#### What to produce
The answer must consist of every line from the entries that holds the word "JSON".

#### Source records

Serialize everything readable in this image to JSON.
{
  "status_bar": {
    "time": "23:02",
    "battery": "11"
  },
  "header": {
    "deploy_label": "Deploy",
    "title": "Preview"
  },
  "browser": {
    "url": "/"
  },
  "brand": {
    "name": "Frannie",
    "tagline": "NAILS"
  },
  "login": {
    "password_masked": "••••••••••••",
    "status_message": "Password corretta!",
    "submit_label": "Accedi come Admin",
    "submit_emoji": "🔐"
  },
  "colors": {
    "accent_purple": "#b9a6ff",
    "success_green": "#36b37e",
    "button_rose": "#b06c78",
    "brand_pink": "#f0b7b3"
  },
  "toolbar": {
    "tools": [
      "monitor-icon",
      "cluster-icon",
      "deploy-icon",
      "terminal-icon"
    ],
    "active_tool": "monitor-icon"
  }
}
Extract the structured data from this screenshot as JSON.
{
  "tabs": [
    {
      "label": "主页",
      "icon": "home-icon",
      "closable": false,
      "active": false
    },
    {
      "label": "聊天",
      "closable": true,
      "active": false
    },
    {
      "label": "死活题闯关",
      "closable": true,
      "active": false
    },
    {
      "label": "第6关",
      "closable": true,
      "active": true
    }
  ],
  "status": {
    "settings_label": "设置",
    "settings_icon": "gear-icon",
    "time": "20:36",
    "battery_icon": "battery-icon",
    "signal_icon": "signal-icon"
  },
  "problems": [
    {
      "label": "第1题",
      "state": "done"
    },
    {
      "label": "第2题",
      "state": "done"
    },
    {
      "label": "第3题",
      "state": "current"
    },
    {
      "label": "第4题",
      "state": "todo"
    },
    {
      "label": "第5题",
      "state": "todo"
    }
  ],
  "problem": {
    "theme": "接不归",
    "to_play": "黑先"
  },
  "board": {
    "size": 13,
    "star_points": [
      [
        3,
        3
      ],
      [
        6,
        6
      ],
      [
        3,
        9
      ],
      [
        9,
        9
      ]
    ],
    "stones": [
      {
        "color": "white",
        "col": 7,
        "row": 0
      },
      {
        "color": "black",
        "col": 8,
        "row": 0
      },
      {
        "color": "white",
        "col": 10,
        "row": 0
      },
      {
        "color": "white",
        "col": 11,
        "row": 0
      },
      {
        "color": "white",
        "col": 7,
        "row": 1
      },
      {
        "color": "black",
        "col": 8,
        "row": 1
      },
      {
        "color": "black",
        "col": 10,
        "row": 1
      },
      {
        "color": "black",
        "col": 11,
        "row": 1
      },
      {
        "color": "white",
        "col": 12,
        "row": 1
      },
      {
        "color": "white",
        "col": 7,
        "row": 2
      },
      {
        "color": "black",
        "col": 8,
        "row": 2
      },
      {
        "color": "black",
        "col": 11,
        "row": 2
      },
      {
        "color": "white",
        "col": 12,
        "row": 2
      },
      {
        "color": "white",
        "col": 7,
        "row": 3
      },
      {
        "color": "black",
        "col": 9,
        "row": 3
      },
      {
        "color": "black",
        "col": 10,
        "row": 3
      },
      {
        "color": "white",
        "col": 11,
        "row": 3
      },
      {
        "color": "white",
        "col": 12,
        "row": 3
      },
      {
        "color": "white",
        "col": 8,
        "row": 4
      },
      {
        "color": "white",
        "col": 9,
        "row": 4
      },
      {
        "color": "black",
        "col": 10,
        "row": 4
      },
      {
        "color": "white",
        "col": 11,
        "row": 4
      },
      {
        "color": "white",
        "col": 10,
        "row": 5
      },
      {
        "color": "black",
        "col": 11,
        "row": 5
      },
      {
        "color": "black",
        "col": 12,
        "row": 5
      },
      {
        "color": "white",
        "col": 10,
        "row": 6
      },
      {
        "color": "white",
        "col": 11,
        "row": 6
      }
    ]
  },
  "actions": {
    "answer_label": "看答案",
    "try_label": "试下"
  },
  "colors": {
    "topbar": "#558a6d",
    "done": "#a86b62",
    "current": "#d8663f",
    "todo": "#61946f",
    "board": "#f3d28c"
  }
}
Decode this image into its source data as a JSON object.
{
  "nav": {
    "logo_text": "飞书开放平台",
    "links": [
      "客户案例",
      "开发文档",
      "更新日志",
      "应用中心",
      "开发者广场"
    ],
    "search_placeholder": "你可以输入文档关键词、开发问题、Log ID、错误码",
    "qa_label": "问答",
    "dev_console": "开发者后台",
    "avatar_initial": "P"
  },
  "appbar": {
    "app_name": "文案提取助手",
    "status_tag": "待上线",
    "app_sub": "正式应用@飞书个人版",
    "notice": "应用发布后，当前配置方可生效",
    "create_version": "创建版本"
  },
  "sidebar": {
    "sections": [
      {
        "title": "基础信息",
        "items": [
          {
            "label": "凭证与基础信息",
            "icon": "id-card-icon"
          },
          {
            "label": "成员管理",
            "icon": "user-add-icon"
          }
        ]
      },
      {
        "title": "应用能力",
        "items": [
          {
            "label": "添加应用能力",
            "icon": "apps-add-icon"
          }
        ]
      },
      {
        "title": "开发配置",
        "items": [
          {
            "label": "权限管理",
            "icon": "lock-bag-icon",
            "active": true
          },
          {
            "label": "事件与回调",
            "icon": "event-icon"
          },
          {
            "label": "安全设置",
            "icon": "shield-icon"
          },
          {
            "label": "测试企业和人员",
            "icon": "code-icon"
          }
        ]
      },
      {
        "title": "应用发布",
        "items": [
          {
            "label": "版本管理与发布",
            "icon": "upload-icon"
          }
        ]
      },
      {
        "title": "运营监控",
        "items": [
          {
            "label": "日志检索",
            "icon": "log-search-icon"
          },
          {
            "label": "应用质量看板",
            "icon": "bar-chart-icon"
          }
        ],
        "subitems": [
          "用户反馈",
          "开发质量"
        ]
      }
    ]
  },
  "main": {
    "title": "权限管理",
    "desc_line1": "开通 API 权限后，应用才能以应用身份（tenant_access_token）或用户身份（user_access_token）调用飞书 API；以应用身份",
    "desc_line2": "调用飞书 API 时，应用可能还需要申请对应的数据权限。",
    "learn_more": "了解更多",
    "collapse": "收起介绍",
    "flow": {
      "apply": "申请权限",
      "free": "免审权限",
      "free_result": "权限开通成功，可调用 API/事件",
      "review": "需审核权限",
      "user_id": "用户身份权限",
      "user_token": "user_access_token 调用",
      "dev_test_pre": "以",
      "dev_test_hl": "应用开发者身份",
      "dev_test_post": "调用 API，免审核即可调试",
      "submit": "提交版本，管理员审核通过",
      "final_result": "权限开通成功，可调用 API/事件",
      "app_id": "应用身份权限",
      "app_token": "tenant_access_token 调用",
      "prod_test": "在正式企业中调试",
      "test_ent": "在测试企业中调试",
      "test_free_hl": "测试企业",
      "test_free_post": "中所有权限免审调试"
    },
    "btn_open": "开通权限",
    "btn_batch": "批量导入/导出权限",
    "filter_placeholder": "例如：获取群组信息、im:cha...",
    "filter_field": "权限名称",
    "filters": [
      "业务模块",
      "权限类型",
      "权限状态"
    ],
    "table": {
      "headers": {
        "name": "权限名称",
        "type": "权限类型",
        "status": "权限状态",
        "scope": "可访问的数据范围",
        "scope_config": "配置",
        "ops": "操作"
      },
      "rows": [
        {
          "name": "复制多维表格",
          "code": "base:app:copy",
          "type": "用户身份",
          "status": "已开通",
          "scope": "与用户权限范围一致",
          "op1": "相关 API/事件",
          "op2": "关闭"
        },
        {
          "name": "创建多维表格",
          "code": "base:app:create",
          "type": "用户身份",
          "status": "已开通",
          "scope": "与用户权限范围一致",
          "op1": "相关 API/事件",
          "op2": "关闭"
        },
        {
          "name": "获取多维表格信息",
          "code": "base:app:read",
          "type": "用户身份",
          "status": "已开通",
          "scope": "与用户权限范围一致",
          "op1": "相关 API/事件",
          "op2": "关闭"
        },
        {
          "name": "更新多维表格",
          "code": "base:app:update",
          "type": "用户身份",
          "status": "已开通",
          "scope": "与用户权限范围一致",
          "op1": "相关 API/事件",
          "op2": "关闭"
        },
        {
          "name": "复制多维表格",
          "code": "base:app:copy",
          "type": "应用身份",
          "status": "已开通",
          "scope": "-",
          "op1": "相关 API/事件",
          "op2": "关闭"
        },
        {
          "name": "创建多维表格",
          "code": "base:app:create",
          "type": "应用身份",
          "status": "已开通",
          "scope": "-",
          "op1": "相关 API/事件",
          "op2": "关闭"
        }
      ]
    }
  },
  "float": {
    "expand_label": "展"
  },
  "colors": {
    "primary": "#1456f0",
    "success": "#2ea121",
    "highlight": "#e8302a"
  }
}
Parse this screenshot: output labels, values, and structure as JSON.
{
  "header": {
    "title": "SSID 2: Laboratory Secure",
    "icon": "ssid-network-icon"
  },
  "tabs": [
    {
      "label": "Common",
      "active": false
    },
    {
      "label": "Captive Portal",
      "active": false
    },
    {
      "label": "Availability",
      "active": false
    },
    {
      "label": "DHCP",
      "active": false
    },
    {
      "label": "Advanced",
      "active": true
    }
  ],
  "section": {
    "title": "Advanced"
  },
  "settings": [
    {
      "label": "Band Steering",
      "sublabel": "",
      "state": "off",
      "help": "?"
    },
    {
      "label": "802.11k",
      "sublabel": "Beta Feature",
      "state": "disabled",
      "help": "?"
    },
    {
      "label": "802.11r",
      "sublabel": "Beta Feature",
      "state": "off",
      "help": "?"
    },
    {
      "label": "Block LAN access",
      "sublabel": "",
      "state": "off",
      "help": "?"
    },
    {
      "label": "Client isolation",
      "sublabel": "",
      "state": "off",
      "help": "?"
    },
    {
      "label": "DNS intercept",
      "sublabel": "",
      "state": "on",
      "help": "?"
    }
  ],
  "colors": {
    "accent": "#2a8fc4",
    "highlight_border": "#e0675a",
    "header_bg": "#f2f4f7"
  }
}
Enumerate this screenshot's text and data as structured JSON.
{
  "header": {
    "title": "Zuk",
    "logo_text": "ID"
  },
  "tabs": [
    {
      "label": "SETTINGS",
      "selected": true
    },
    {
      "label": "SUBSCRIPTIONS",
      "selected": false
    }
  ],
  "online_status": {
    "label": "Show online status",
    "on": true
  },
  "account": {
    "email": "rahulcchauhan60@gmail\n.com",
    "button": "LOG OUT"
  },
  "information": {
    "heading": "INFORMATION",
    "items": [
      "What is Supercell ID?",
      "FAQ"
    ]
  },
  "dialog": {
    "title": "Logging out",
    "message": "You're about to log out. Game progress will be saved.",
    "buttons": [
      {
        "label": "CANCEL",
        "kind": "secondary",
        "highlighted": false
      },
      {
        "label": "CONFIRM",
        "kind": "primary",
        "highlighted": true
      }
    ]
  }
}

#### Answer to this problem
Serialize everything readable in this image to JSON.
Extract the structured data from this screenshot as JSON.
Decode this image into its source data as a JSON object.
Parse this screenshot: output labels, values, and structure as JSON.
Enumerate this screenshot's text and data as structured JSON.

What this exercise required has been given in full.